__Directions__:
Please print every record below exactly as written, leaving out the pictures.

Website and app data records

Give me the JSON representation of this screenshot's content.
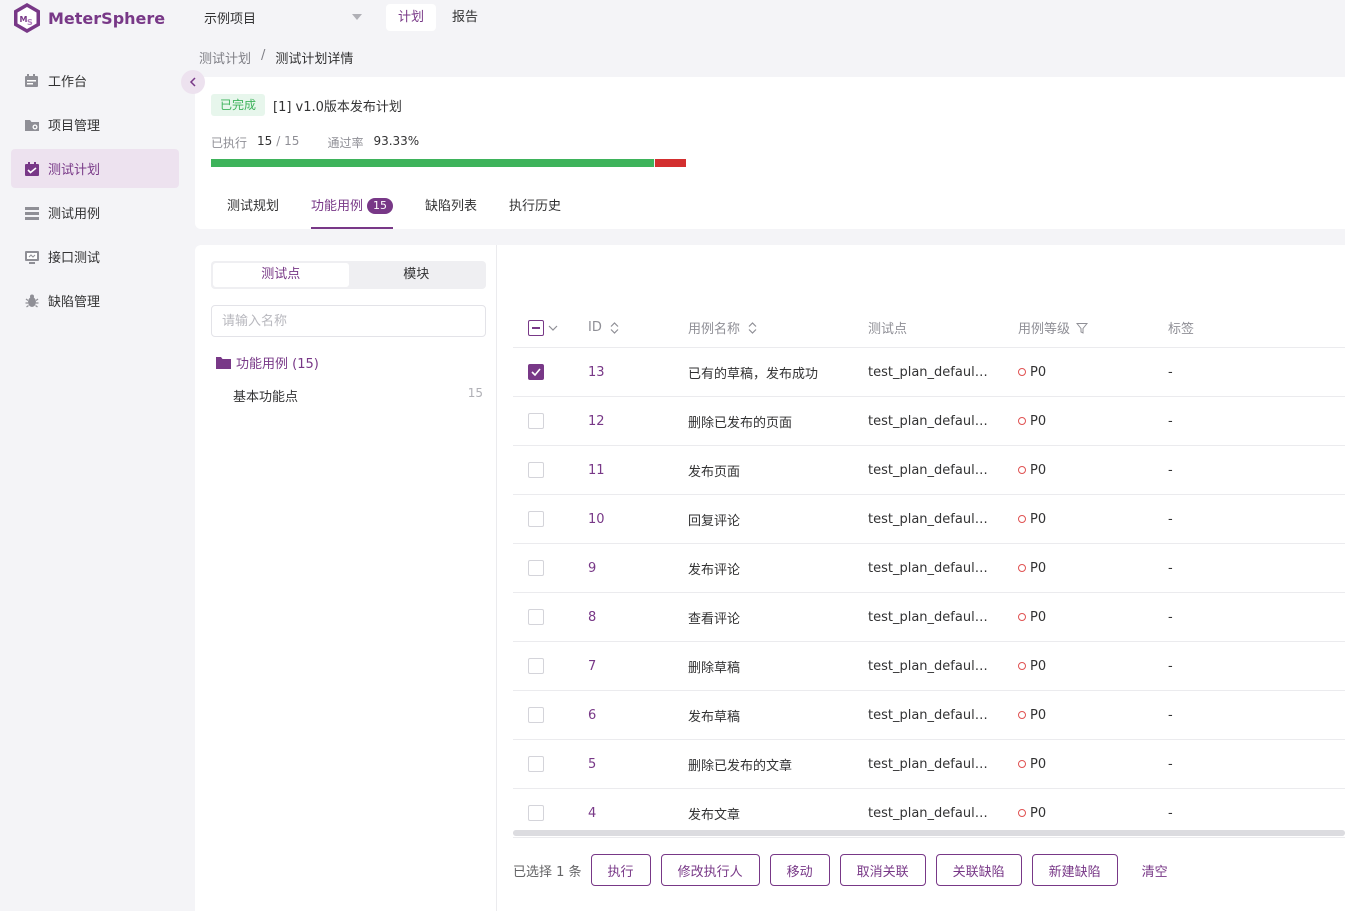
{
  "app": {
    "name": "MeterSphere"
  },
  "topbar": {
    "project": "示例项目",
    "nav": [
      {
        "label": "计划",
        "active": true
      },
      {
        "label": "报告",
        "active": false
      }
    ]
  },
  "sidebar": {
    "items": [
      {
        "label": "工作台",
        "icon": "workbench-icon",
        "active": false
      },
      {
        "label": "项目管理",
        "icon": "project-icon",
        "active": false
      },
      {
        "label": "测试计划",
        "icon": "test-plan-icon",
        "active": true
      },
      {
        "label": "测试用例",
        "icon": "test-case-icon",
        "active": false
      },
      {
        "label": "接口测试",
        "icon": "api-test-icon",
        "active": false
      },
      {
        "label": "缺陷管理",
        "icon": "bug-icon",
        "active": false
      }
    ]
  },
  "breadcrumb": {
    "parent": "测试计划",
    "separator": "/",
    "current": "测试计划详情"
  },
  "plan": {
    "status": "已完成",
    "title": "[1] v1.0版本发布计划",
    "executed_label": "已执行",
    "executed": "15",
    "total_sep": "/ 15",
    "pass_rate_label": "通过率",
    "pass_rate": "93.33%",
    "pass_fraction": 0.9333,
    "colors": {
      "pass": "#3eb35b",
      "fail": "#d32f2f",
      "accent": "#783887"
    }
  },
  "tabs": [
    {
      "label": "测试规划",
      "active": false
    },
    {
      "label": "功能用例",
      "active": true,
      "badge": "15"
    },
    {
      "label": "缺陷列表",
      "active": false
    },
    {
      "label": "执行历史",
      "active": false
    }
  ],
  "left_panel": {
    "segments": [
      {
        "label": "测试点",
        "active": true
      },
      {
        "label": "模块",
        "active": false
      }
    ],
    "search_placeholder": "请输入名称",
    "tree_root": "功能用例 (15)",
    "tree_child": {
      "label": "基本功能点",
      "count": "15"
    }
  },
  "table": {
    "columns": [
      "ID",
      "用例名称",
      "测试点",
      "用例等级",
      "标签"
    ],
    "rows": [
      {
        "id": "13",
        "name": "已有的草稿，发布成功",
        "point": "test_plan_default_...",
        "level": "P0",
        "tag": "-",
        "checked": true
      },
      {
        "id": "12",
        "name": "删除已发布的页面",
        "point": "test_plan_default_...",
        "level": "P0",
        "tag": "-",
        "checked": false
      },
      {
        "id": "11",
        "name": "发布页面",
        "point": "test_plan_default_...",
        "level": "P0",
        "tag": "-",
        "checked": false
      },
      {
        "id": "10",
        "name": "回复评论",
        "point": "test_plan_default_...",
        "level": "P0",
        "tag": "-",
        "checked": false
      },
      {
        "id": "9",
        "name": "发布评论",
        "point": "test_plan_default_...",
        "level": "P0",
        "tag": "-",
        "checked": false
      },
      {
        "id": "8",
        "name": "查看评论",
        "point": "test_plan_default_...",
        "level": "P0",
        "tag": "-",
        "checked": false
      },
      {
        "id": "7",
        "name": "删除草稿",
        "point": "test_plan_default_...",
        "level": "P0",
        "tag": "-",
        "checked": false
      },
      {
        "id": "6",
        "name": "发布草稿",
        "point": "test_plan_default_...",
        "level": "P0",
        "tag": "-",
        "checked": false
      },
      {
        "id": "5",
        "name": "删除已发布的文章",
        "point": "test_plan_default_...",
        "level": "P0",
        "tag": "-",
        "checked": false
      },
      {
        "id": "4",
        "name": "发布文章",
        "point": "test_plan_default_...",
        "level": "P0",
        "tag": "-",
        "checked": false
      }
    ]
  },
  "batch": {
    "selected_text": "已选择 1 条",
    "buttons": [
      "执行",
      "修改执行人",
      "移动",
      "取消关联",
      "关联缺陷",
      "新建缺陷"
    ],
    "clear": "清空"
  }
}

__Solution for this exercise__:
Give me the JSON representation of this screenshot's content.
{
  "app": {
    "name": "MeterSphere"
  },
  "topbar": {
    "project": "示例项目",
    "nav": [
      {
        "label": "计划",
        "active": true
      },
      {
        "label": "报告",
        "active": false
      }
    ]
  },
  "sidebar": {
    "items": [
      {
        "label": "工作台",
        "icon": "workbench-icon",
        "active": false
      },
      {
        "label": "项目管理",
        "icon": "project-icon",
        "active": false
      },
      {
        "label": "测试计划",
        "icon": "test-plan-icon",
        "active": true
      },
      {
        "label": "测试用例",
        "icon": "test-case-icon",
        "active": false
      },
      {
        "label": "接口测试",
        "icon": "api-test-icon",
        "active": false
      },
      {
        "label": "缺陷管理",
        "icon": "bug-icon",
        "active": false
      }
    ]
  },
  "breadcrumb": {
    "parent": "测试计划",
    "separator": "/",
    "current": "测试计划详情"
  },
  "plan": {
    "status": "已完成",
    "title": "[1] v1.0版本发布计划",
    "executed_label": "已执行",
    "executed": "15",
    "total_sep": "/ 15",
    "pass_rate_label": "通过率",
    "pass_rate": "93.33%",
    "pass_fraction": 0.9333,
    "colors": {
      "pass": "#3eb35b",
      "fail": "#d32f2f",
      "accent": "#783887"
    }
  },
  "tabs": [
    {
      "label": "测试规划",
      "active": false
    },
    {
      "label": "功能用例",
      "active": true,
      "badge": "15"
    },
    {
      "label": "缺陷列表",
      "active": false
    },
    {
      "label": "执行历史",
      "active": false
    }
  ],
  "left_panel": {
    "segments": [
      {
        "label": "测试点",
        "active": true
      },
      {
        "label": "模块",
        "active": false
      }
    ],
    "search_placeholder": "请输入名称",
    "tree_root": "功能用例 (15)",
    "tree_child": {
      "label": "基本功能点",
      "count": "15"
    }
  },
  "table": {
    "columns": [
      "ID",
      "用例名称",
      "测试点",
      "用例等级",
      "标签"
    ],
    "rows": [
      {
        "id": "13",
        "name": "已有的草稿，发布成功",
        "point": "test_plan_default_...",
        "level": "P0",
        "tag": "-",
        "checked": true
      },
      {
        "id": "12",
        "name": "删除已发布的页面",
        "point": "test_plan_default_...",
        "level": "P0",
        "tag": "-",
        "checked": false
      },
      {
        "id": "11",
        "name": "发布页面",
        "point": "test_plan_default_...",
        "level": "P0",
        "tag": "-",
        "checked": false
      },
      {
        "id": "10",
        "name": "回复评论",
        "point": "test_plan_default_...",
        "level": "P0",
        "tag": "-",
        "checked": false
      },
      {
        "id": "9",
        "name": "发布评论",
        "point": "test_plan_default_...",
        "level": "P0",
        "tag": "-",
        "checked": false
      },
      {
        "id": "8",
        "name": "查看评论",
        "point": "test_plan_default_...",
        "level": "P0",
        "tag": "-",
        "checked": false
      },
      {
        "id": "7",
        "name": "删除草稿",
        "point": "test_plan_default_...",
        "level": "P0",
        "tag": "-",
        "checked": false
      },
      {
        "id": "6",
        "name": "发布草稿",
        "point": "test_plan_default_...",
        "level": "P0",
        "tag": "-",
        "checked": false
      },
      {
        "id": "5",
        "name": "删除已发布的文章",
        "point": "test_plan_default_...",
        "level": "P0",
        "tag": "-",
        "checked": false
      },
      {
        "id": "4",
        "name": "发布文章",
        "point": "test_plan_default_...",
        "level": "P0",
        "tag": "-",
        "checked": false
      }
    ]
  },
  "batch": {
    "selected_text": "已选择 1 条",
    "buttons": [
      "执行",
      "修改执行人",
      "移动",
      "取消关联",
      "关联缺陷",
      "新建缺陷"
    ],
    "clear": "清空"
  }
}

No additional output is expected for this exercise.